■ Material for this task
↓↓↓
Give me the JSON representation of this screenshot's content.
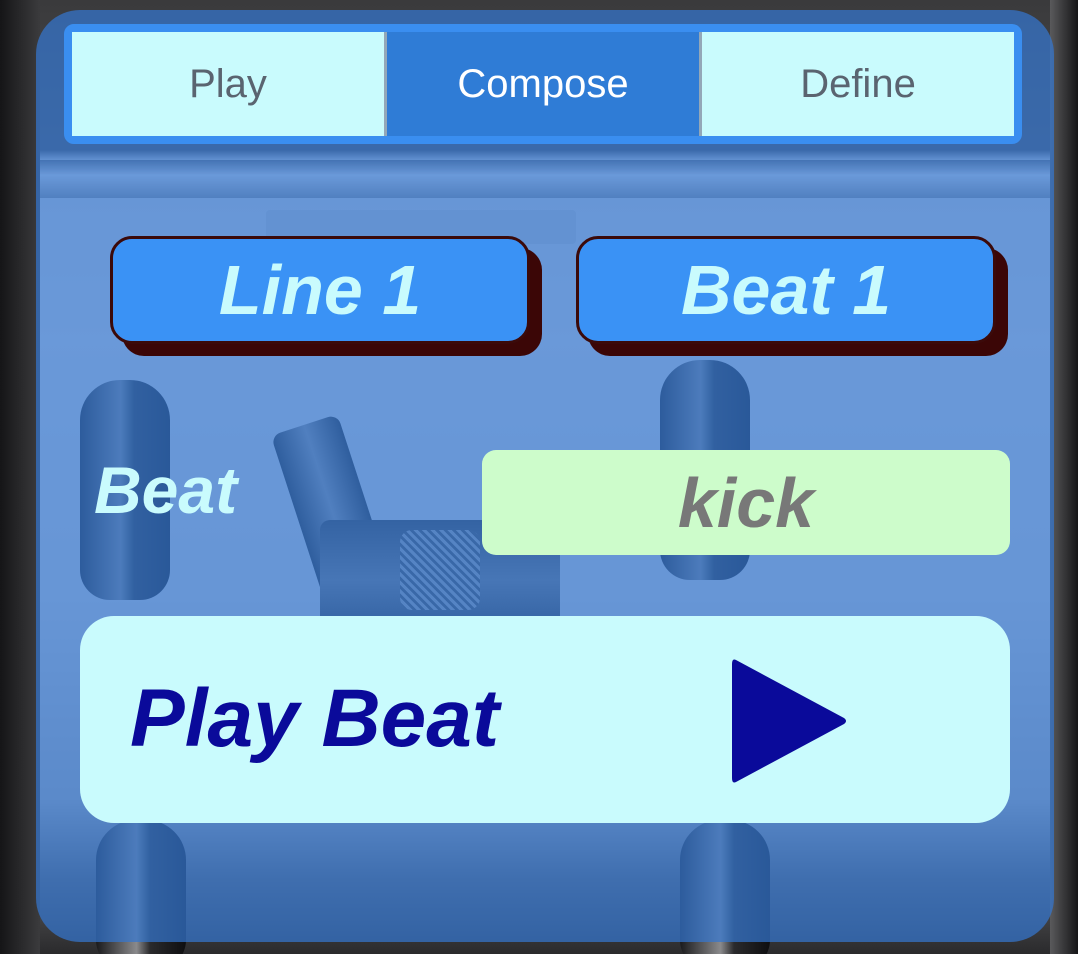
{
  "tabs": [
    {
      "label": "Play",
      "active": false
    },
    {
      "label": "Compose",
      "active": true
    },
    {
      "label": "Define",
      "active": false
    }
  ],
  "selectors": {
    "line_label": "Line 1",
    "beat_label": "Beat 1"
  },
  "beat_row": {
    "label": "Beat",
    "value": "kick"
  },
  "play_button": {
    "label": "Play Beat",
    "icon": "play-icon"
  },
  "colors": {
    "panel": "#3476ce",
    "tab_active": "#2f7cd6",
    "tab_inactive": "#c9fbfd",
    "selector_button": "#3a92f5",
    "beat_value_bg": "#cdfccb",
    "play_button_bg": "#c9fbfd",
    "play_accent": "#0a0a9a"
  }
}
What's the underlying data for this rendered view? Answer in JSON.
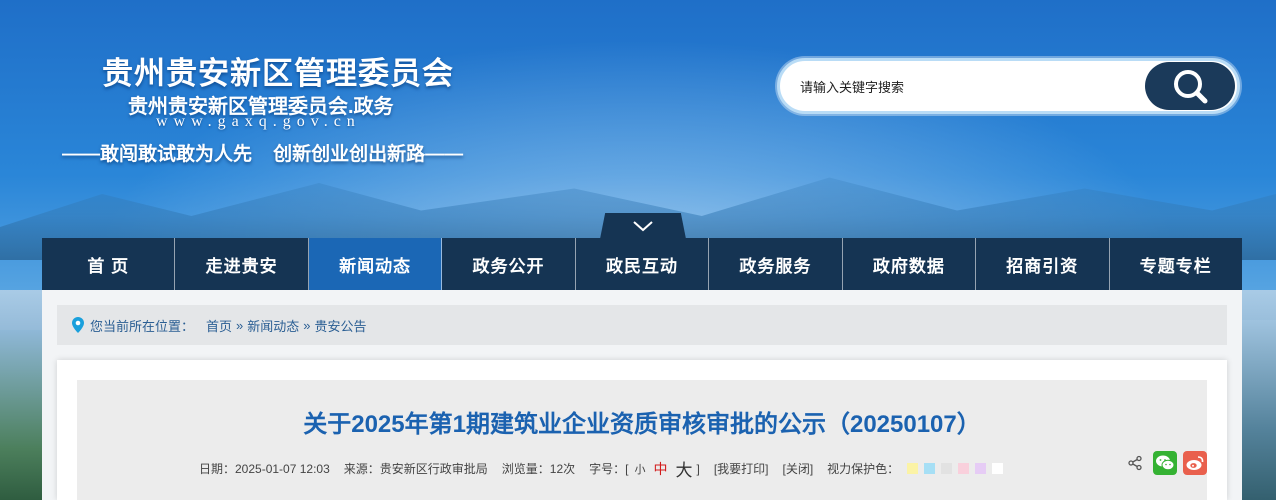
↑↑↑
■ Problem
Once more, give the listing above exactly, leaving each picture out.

■ Answer space
Give me the JSON representation of this screenshot's content.
{
  "tabs": [
    {
      "label": "Play",
      "active": false
    },
    {
      "label": "Compose",
      "active": true
    },
    {
      "label": "Define",
      "active": false
    }
  ],
  "selectors": {
    "line_label": "Line 1",
    "beat_label": "Beat 1"
  },
  "beat_row": {
    "label": "Beat",
    "value": "kick"
  },
  "play_button": {
    "label": "Play Beat",
    "icon": "play-icon"
  },
  "colors": {
    "panel": "#3476ce",
    "tab_active": "#2f7cd6",
    "tab_inactive": "#c9fbfd",
    "selector_button": "#3a92f5",
    "beat_value_bg": "#cdfccb",
    "play_button_bg": "#c9fbfd",
    "play_accent": "#0a0a9a"
  }
}
What's the underlying data for this rendered view? Answer in JSON.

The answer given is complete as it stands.